In the light of the expressed concern of a number of editors to the Wakefield case, however, we now intend to bring this case formally to the attention of COPE, the Committee on Publishing Ethics, to which the editors of 80 journals, including the Lancet and the British Medical Journal belong.
It seems to us that this should be essential, not merely
desirable, as the rationale for making licensing
decisions could well be influenced by the reported
published statements of others, on which the reasons for
doing a study, or even the conclusions drawn from the
completion of a study, have been based. Companies are
urged to check that the references that they use, and
particularly those that are chosen by authors of expert
reports or of articles to be published are accurate.
MLI now has
experience of doing this in depth and is willing to
conduct a reference review at reasonable cost.
MLI Website May 2007:
In July 1996 Frank Wells, a doctor, and Peter Jay, a former detective, took up the challenge to reduce fraud and misconduct in clinical research. It had to be tackled such was the extent of the problem. In the absence of an official body to deal with and having the necessary expertise at their finger tips they embarked upon the challenge that many thought was too risky. They were deemed too vulnerable. MedicoLegal Investigations (MLI) was born regardless. In 1998, the investigation team expanded following the arrival of Jonathan Jay, formerly a sergeant in the Army Special Investigation Branch.
Since 1996, our confidence has been justified and over 80 studies at numerous centres have been investigated. Several medical practitioners presently await disciplinary hearings at the General Medical Council (GMC), three doctors have already had their names erased from the Medical Register, two were suspended, one awaits a preliminary hearing and other cases are currently under review.
The response from the industry has, generally, been excellent.

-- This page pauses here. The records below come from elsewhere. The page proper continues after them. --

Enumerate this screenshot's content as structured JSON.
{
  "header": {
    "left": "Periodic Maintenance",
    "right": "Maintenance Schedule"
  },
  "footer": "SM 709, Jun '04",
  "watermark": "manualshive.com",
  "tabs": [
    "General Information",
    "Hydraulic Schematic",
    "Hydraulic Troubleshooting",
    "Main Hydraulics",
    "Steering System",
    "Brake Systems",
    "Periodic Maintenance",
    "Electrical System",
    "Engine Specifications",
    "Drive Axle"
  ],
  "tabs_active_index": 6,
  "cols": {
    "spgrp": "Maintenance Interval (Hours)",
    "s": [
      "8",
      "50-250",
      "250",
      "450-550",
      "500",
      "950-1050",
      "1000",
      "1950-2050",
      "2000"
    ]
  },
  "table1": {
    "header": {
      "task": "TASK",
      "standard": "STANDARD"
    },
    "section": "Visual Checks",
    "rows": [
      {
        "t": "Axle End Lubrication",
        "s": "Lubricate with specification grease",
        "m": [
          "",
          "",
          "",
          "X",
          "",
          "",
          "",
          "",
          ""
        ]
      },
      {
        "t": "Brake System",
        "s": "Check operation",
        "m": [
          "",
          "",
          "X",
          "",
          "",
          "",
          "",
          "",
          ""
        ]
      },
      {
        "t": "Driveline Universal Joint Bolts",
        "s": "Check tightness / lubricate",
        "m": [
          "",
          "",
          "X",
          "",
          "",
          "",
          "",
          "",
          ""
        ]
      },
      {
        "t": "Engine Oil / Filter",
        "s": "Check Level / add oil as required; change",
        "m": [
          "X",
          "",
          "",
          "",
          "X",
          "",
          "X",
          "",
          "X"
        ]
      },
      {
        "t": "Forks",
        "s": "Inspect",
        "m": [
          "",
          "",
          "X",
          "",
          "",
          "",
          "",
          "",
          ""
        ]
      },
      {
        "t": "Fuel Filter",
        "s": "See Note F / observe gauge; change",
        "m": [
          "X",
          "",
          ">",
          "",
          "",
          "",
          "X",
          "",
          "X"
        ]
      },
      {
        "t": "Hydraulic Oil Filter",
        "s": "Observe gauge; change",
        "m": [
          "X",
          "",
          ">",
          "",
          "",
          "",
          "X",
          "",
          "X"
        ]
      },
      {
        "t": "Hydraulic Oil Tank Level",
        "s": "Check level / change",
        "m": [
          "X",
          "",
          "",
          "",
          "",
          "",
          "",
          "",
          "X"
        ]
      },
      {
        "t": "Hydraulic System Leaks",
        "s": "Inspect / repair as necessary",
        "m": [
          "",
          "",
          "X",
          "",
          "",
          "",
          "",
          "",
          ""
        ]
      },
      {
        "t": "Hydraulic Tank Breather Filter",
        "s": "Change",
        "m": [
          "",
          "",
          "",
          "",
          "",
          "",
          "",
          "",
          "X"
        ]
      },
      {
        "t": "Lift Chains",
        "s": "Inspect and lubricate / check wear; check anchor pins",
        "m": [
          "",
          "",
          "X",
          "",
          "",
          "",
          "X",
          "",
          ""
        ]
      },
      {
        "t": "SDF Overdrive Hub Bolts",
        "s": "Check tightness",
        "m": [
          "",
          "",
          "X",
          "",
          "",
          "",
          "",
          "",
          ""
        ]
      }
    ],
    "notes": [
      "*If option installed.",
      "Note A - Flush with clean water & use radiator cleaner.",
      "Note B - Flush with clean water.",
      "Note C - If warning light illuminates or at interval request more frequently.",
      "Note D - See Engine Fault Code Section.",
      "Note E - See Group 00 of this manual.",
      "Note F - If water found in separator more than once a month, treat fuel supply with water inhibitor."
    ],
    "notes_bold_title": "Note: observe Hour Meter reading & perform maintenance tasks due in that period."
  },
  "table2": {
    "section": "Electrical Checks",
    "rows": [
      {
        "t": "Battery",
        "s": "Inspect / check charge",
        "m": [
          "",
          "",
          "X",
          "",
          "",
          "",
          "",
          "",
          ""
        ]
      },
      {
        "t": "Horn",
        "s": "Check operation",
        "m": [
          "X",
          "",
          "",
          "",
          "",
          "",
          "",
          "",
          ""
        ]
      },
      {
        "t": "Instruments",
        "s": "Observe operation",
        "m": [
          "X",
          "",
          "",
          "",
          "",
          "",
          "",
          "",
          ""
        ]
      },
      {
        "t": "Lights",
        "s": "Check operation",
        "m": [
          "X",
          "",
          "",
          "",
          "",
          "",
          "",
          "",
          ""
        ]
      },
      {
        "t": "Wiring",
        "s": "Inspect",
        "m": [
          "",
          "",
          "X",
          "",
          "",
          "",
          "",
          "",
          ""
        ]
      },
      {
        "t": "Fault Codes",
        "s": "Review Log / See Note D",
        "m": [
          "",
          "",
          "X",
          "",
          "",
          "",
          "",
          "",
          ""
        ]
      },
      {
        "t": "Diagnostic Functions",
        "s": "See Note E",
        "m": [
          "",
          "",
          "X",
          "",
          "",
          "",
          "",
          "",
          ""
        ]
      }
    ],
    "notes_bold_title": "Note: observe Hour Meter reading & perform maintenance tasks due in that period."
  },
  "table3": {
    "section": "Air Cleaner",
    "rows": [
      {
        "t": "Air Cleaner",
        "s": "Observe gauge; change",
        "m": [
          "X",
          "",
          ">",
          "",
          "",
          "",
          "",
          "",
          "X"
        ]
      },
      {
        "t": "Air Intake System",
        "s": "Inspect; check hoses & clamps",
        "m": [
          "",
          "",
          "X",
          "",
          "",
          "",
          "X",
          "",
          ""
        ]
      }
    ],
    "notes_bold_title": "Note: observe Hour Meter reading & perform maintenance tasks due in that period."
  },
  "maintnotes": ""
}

The medical royal colleges, the Association of the British Pharmaceutical Industry (ABPI), the GMC and the British Medical Association (BMA) have shown their support. The most rewarding aspect has been the appreciation of patients who show initial horror at having been exploited followed by sincere and emphatic expressions of thanks for penetrating the wall of confidentiality once their exploitation was suspected.
Health Authorities and their research ethics committees are very co-operative. Confidentiality has never been breached and data protection laws are respected. The word is out that fraud / misconduct in the context of clinical research will not be tolerated in the UK and enquiries from Europe are now reaching MLI.
MLI has achieved recognition for its success in tackling research fraud. The ABPI Board of Management has demonstrated its support in nominating Mike Wallace (a vice-president of ABPI) and Dr Richard Tiner (ABPI Medical Director) to join the Board of MLI. Dr Jane barrett joined MLI in February 2002 as the new consultant medical adviser and joined the Board of MLI as a Non-Executive Director on 1st April 2002.
The link is: http://www.computer.brecon.co.uk/medico/about1.htm